If you follow this list, your guests will feel welcome throughout their visit.

Check out Doris’ latest books, “The Boy Whose Idea Could Feed the World” as well as, “The Parent Teacher Discussion Guide” and “Thin Becomes You”.

Doris’ web page: www.doriswildhelmering.com

Read Full Post »

The house guests are coming. Most people look with anticipation to the arrival of their guests. Within three or four days of that arrival, most people start looking to their departure. This rapid change from “I can’t wait till they get here” to “I can’t wait till they leave,” is prompted by several factors.

Most people are creatures of habit and need a certain structure in their lives. House guests change the familiar schedule.
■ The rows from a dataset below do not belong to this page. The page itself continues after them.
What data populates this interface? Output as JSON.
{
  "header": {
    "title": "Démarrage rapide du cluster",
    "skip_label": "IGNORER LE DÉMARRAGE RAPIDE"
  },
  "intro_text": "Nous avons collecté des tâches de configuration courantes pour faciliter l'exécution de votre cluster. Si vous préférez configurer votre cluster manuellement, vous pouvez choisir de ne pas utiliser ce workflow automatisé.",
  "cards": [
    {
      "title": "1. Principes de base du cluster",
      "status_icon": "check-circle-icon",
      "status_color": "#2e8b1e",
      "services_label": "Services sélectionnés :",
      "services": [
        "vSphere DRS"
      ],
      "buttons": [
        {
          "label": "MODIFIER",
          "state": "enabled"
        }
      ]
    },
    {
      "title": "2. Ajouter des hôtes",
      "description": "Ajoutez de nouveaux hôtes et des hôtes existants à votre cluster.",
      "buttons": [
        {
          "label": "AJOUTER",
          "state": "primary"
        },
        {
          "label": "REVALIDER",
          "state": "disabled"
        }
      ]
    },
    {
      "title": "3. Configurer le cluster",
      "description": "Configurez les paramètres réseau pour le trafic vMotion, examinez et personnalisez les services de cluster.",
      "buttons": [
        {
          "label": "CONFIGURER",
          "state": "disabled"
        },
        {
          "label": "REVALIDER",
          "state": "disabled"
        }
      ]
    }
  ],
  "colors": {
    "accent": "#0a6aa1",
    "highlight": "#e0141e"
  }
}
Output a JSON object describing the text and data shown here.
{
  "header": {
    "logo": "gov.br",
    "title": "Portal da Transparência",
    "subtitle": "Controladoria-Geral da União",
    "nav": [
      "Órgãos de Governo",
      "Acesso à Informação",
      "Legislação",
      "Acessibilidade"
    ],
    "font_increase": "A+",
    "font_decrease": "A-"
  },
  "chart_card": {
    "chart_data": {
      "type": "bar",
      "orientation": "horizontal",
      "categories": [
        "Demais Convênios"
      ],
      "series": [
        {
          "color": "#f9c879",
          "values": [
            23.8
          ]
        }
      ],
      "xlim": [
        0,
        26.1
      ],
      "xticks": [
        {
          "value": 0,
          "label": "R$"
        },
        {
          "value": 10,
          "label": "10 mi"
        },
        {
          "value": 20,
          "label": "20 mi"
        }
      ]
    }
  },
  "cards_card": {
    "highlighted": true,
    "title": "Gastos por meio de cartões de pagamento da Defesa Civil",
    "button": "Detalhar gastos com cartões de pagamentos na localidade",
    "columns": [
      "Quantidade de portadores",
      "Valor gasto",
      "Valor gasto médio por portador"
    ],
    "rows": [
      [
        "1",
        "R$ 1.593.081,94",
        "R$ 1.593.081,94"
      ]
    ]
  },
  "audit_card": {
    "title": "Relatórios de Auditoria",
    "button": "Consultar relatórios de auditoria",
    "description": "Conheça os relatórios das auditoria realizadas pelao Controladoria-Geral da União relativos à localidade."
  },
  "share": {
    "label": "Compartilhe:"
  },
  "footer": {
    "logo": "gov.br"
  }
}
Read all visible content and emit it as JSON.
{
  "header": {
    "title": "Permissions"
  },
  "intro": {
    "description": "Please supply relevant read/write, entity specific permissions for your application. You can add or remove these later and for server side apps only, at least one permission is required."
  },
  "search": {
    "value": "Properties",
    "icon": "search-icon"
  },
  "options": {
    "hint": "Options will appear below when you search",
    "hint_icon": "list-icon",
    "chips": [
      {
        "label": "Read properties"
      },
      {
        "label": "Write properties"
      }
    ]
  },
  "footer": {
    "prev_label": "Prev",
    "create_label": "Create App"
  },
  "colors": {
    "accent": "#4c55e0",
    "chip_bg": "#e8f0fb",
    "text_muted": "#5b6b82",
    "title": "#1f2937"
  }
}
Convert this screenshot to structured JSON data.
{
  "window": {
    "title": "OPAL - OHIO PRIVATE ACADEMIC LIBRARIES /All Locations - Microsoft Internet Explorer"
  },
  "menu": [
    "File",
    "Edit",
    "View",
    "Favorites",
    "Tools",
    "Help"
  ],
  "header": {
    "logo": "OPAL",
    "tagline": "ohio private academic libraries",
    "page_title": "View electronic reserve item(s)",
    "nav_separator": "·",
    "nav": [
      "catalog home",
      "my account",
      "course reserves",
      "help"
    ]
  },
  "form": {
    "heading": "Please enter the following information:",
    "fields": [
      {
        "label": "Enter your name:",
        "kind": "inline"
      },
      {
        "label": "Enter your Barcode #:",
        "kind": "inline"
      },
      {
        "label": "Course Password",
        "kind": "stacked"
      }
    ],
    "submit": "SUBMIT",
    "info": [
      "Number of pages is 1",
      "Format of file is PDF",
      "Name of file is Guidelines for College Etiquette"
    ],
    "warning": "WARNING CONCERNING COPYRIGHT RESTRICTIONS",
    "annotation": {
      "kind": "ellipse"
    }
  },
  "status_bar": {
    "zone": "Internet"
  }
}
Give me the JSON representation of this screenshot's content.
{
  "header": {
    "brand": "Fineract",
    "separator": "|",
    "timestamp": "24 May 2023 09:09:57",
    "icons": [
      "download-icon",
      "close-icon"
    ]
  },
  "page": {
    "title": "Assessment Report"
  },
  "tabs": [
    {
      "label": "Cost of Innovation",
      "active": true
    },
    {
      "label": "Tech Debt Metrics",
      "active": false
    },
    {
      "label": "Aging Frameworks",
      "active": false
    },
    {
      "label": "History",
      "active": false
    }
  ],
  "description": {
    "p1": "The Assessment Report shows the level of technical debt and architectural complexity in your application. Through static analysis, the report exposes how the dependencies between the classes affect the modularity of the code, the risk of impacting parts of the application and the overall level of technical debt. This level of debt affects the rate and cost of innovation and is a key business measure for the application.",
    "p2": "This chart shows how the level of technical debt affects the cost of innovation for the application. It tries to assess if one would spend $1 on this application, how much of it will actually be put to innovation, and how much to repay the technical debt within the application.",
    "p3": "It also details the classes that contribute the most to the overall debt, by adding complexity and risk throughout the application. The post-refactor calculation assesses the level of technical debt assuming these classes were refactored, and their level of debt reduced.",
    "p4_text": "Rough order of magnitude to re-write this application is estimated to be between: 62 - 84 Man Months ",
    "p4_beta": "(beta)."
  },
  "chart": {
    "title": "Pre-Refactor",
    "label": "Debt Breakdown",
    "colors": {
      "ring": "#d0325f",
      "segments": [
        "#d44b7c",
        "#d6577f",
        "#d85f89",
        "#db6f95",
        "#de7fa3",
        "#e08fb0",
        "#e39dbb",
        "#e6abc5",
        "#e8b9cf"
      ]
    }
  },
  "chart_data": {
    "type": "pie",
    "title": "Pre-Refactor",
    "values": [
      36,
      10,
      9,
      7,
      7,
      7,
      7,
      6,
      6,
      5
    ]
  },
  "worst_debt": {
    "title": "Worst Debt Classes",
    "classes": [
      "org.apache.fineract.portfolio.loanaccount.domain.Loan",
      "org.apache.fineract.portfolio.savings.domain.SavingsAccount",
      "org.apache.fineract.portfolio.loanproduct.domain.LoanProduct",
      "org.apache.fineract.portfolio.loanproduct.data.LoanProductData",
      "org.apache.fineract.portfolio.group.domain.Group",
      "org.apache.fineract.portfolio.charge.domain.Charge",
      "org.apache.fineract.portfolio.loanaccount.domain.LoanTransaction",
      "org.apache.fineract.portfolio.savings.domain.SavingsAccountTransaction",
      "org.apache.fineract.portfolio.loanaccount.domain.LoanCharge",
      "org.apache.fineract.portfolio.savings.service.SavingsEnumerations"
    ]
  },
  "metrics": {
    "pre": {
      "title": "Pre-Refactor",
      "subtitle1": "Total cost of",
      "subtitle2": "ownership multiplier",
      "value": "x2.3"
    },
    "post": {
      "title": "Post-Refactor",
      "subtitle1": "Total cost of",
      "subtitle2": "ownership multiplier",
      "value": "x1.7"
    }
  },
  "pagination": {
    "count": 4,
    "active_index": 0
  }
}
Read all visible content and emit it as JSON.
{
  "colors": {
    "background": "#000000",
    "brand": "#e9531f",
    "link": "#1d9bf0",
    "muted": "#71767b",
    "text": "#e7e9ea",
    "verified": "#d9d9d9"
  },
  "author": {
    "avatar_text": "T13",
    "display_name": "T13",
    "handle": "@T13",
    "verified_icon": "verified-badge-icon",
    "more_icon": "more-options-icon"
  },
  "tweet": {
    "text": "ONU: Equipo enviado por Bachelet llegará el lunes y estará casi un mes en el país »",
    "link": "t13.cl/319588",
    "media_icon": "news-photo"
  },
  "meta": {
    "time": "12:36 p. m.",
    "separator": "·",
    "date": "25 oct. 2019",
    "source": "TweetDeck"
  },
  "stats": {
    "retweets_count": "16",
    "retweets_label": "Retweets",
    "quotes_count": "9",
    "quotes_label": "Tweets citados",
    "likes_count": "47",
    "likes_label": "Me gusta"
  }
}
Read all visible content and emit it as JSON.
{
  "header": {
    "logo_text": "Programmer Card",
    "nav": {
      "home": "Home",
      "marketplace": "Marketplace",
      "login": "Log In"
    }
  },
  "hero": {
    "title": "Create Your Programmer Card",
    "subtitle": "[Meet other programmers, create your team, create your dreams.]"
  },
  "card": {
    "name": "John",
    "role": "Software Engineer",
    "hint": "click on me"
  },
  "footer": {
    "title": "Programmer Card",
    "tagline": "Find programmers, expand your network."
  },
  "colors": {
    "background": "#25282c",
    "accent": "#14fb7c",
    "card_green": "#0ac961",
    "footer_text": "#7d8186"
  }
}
And as the days pass, the desire to get back to normal increases.

Most people also need privacy. When you add two, three, or four additional people to most houses, privacy is difficult. You can’t walk around the house as you’re used to; you can’t spontaneously discuss personal business.

Usually however, guests wear out their welcome with their own inappropriate behavior.

Here are a few hints I’ve collected from some disgruntled hosts. You might title their list

“How To Be a Good House Guest.”:

  • Make sure you’re invited. You may feel an overwhelming need to visit us, but do we want to see you?
  • When you arrive, check out the lay of the land. Don’t immediately start distributing presents.
  • Don’t expect us to always wait on and entertain you. If this is the kind of vacation you desire, go to a resort. These are my vacation days, too.
  • Leave your pets at home. And leave my pets alone. It aggravates me to no end when you tease my dog.
  • Although your stories are interesting and I love the fact that you’re well read, don’t fill every minute with talking. I like to be together without having to talk sometimes.
  • Please don’t ask me if you can smoke in my house. You know we don’t smoke. Your asking automatically sets the tone for a bad visit. If I say no, you feel annoyed. If I say yes, I feel annoyed. And please don’t throw your butts in my yard for me to pick up later. The last time you came, I picked up 217 butts.
  • Don’t ask me how much things cost. It’s none of your business.
  • Plan a day trip with your family alone. This will give us all some space.
  • Don’t keep the washer and dryer tied up all the time. I need to use them too.
  • Clean up after yourself. Put your dishes in the sink or dishwasher. Make your bed. Clean up after your children. Strip the beds when you leave.
  • Don’t tell me I need to re-pot my flowers, or cook my roast with a lid on it, or keep my doors locked. Don’t try to run my show.
  • Buy half the groceries, leave money for your half. Remember, we also live on a budget.
  • Pay for your own tickets when we go out in a group.
  • Rent a car. If you do borrow ours, refill it with gas.
  • Respect our bedtime. If you choose to stay up later, that’s fine, just keep it quiet.
  • Please don’t let your children turn on the television or stereo without asking, jump on the beds, chase our pets, put their feet on the furniture, eat in the living room, interrupt our conversations, mess with the blinds, help themselves to food in the refrigerator, or monopolize the telephone.
  • Don’t fight with your husband in front of us. Save the fights for when you’re in your own house.
  • Be grateful. Complimentary. Praise our house. On your return home, send a thank-you note and a gift of appreciation. And as one former host mused, “Don’t take the towels.”

Check out Doris’ latest books, “The Boy Whose Idea Could Feed the World” as well as, “The Parent Teacher Discussion Guide” and “Thin Becomes You”.

Doris’ web page: www.doriswildhelmering.com

Read Full Post »

%d bloggers like this: